GET Stock QuotesNews18 APP
News18 English
Powered by cricketnext logo
»
3-min read

Reversible Sarees: Designer Payal Khandwala's Collection Aims at Reinventing the Quintessential Indian Garment

A designer with a deep understanding of her craft, Payal Khandwala comes across as a huge fan of sarees, which she keeps reinventing, to make them more relevant, appealing, modern yet maintaining its classic charm.

Mugdha Kapoor Safaya | News18.com@Mugdha_Kapoor

Updated:July 3, 2018, 4:36 PM IST
facebookTwittergoogleskypewhatsapp
Reversible Sarees: Designer Payal Khandwala's Collection Aims at Reinventing the Quintessential Indian Garment
(Photo: Payal Khandwala team)
From 'the little saree' to 'reversible sarees', designer Payal Khandwala has come a long way in the fashion industry, carving a niche for herself and her artistic collections that are a perfect example of luxury combined with minimalism.

A designer with a deep understanding of her craft, Payal comes across as a huge fan of sarees, which she keeps reinventing, to make them more relevant, appealing, modern yet maintaining its classic charm.

"To me, saree is an uninterrupted piece of fabric 6 metres long that can be draped as desired. It is timeless, elegant and is so inclusive. It works well with various body shapes, sizes and with the young and the old alike," said designer Payal Khandawla in an exclusive chat with News18.com.

Known for her innovative use of colours and textures, colour blocking being her signature style, Payal's latest collection 'Gemini' -- a collection of reversible sarees -- is another attempt by the designer to reinvent the traditional Indian six-yard wonder in ways so as to introduce it into the wardrobes of those who fear stacking up the beautiful garment in their wardrobes after wearing it once or twice and to maximise the utility of an outfit.

"As a Gemini and a saree lover myself, I’ve always wondered how to make the garment more multipurpose than it already is."

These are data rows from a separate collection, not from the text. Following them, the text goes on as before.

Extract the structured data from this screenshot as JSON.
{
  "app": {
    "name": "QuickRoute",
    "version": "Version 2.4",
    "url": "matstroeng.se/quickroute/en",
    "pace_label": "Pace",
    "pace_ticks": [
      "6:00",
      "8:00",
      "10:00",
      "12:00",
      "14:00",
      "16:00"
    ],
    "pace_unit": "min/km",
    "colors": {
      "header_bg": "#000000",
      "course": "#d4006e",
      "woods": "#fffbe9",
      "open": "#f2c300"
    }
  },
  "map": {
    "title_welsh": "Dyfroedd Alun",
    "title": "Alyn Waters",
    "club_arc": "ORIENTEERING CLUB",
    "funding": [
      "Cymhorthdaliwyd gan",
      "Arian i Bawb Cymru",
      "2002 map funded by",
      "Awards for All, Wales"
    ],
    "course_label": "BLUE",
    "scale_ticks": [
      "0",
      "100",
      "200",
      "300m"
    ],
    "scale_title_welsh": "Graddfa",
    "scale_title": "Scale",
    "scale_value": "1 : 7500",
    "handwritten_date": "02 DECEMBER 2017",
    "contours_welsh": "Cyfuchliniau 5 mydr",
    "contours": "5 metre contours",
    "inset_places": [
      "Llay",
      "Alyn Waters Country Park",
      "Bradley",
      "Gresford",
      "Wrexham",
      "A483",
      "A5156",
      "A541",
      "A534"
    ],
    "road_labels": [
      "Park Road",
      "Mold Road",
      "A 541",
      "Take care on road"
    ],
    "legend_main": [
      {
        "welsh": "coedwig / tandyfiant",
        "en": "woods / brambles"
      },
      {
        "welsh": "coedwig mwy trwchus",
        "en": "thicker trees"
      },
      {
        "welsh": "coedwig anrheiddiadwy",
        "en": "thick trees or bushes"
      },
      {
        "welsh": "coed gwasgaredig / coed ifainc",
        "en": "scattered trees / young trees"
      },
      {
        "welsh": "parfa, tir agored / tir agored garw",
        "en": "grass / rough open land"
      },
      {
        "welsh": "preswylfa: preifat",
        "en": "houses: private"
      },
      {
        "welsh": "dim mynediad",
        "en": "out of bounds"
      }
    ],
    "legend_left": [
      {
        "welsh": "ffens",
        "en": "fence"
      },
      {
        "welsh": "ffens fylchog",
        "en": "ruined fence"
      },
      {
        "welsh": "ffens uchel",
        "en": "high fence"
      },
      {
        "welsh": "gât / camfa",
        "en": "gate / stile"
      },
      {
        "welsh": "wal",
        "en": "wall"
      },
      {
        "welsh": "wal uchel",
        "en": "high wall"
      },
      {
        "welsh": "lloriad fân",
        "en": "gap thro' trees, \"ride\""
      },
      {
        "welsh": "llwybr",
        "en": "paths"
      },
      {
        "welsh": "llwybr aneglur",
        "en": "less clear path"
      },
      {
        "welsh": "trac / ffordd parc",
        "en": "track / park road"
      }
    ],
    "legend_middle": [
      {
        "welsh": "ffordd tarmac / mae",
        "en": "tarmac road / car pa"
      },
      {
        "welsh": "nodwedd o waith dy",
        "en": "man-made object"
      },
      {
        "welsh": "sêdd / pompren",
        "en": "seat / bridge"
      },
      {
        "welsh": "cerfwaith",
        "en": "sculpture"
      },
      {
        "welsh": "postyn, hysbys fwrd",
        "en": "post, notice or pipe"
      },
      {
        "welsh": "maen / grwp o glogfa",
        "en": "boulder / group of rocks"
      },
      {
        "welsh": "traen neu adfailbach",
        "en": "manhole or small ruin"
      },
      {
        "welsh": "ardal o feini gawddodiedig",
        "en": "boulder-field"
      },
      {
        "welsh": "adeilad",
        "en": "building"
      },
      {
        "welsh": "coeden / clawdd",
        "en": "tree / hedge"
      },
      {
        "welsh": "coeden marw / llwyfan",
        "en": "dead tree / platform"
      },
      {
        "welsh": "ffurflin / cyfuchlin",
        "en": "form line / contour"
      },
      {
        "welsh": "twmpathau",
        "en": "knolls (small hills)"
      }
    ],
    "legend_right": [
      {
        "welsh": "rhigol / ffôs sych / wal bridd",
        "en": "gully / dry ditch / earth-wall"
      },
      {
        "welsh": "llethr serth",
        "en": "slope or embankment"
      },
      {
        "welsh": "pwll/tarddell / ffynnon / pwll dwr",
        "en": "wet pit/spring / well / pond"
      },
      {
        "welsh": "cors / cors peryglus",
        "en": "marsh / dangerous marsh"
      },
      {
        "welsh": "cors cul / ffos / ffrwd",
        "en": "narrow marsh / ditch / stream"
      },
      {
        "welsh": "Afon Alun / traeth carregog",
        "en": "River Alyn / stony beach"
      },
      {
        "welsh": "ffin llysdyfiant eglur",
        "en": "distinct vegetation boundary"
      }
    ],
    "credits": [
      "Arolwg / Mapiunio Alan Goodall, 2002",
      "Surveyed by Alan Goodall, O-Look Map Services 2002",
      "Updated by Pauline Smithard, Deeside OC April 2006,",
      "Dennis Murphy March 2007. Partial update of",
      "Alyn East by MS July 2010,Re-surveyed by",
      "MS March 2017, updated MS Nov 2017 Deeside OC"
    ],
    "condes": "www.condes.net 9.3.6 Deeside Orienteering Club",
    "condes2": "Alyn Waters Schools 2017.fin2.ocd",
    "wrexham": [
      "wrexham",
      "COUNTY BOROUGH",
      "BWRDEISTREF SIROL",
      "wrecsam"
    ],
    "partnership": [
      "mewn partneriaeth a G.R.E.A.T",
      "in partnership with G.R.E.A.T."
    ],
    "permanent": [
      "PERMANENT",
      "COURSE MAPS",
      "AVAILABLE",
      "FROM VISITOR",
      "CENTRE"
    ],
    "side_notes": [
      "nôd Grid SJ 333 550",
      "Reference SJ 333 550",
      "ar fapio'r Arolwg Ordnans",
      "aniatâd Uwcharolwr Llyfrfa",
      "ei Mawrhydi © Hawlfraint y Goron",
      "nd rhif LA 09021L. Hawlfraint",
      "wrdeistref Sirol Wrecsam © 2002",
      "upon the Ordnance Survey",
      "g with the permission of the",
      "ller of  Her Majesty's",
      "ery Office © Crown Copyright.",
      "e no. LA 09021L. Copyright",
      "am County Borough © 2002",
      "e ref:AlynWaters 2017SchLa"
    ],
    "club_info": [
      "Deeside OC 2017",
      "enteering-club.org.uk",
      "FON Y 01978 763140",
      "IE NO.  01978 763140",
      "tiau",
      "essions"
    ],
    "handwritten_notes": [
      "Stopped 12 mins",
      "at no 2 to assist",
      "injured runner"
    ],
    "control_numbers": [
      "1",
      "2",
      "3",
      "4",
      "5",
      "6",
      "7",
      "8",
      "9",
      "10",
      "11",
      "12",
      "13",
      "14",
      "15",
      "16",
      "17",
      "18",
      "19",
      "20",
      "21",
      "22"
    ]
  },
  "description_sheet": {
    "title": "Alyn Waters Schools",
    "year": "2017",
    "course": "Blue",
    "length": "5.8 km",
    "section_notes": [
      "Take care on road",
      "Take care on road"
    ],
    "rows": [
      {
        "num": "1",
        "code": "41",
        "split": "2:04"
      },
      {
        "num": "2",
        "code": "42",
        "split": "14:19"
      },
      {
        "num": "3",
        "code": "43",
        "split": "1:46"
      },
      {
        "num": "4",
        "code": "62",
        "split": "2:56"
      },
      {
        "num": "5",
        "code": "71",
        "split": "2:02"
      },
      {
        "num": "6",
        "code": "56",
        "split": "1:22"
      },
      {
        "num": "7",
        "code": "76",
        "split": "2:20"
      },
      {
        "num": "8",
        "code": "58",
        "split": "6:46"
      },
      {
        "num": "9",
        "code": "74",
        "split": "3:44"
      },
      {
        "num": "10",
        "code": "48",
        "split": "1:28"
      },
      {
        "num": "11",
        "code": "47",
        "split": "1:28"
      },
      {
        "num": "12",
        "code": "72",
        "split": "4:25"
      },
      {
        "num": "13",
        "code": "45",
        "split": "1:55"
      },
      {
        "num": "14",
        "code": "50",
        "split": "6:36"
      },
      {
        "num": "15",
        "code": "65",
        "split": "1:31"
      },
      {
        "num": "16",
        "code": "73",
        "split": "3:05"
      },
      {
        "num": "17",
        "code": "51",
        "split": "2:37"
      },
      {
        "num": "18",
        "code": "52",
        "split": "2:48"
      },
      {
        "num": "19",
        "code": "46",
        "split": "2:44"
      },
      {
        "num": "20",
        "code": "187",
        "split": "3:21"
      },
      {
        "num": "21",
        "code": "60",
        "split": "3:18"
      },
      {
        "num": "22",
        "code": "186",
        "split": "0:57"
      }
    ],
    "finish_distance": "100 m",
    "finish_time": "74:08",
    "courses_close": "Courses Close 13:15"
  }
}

"I always wondered, what if we could wear the same saree twice, with the same drape and same blouse yet somehow make it look different both times? I wanted to extend the experience of wearing separates that can be teamed differently each time, to sarees as well, so that it can in some way become a little more creative than it already is. So I conceived it to be reversible," said Payal to News18.com.

Speaking about the concept of reversible saree and how to sport it, Payal said, "The reversible sarees are designed in a way that it can simply be flipped, so that when rotated it can be worn two ways. There are two contrasting pallus, extended in length for maximum impact. The body of the saree remains the same, whilst it works seamlessly with either end.Reimagined to be modular, we can reuse and repeat the same saree twice without it looking the same."

"We also added some more shapes that can be alternatives to the blouse. These include halters, tube tops and our latest offerings of permanent pleated blouses, tops, tanks and waistcoats, in addition to our signature wraps and tunics."

Talking about the fabrics used in designing the reversible sarees, Payal mentioned that the sarees were handwoven in natural fibres - silk and cotton.

"Our saris are handwoven in mulberry silk and cotton, in plain and twill weaves. The palette ranges from our bright summer hues of scarlet, citrine, sapphire, chartreuse, and magenta to silver, coffee and charcoal. Accessorized with our handmade pleated flowers, recycled from studio waste, to dress the hair and minimal Tachi arm cuffs in stainless steel and brass - this collection doubles the fun of styling the saree in a restrained yet luxurious but dramatic way. The spirit as always is fierce and feminine and still intrinsically India modern."

Lastly, suggesting that she is all for sustainability given that it is the need of the hour, Payal said, "As a philosophy we are sustainable because we don’t follow trends and always suggest clothing that is timeless and seasonless, including our sarees. This way besides been sourced and manufactured responsibly the idea is to reuse, repeat and rewear your clothes. This shift in buying patterns will hopefully help reduce the cheap, dispensable clothing that ultimately ends up in landfills."

Also Watch

| Edited by: Shantanu David
Read full article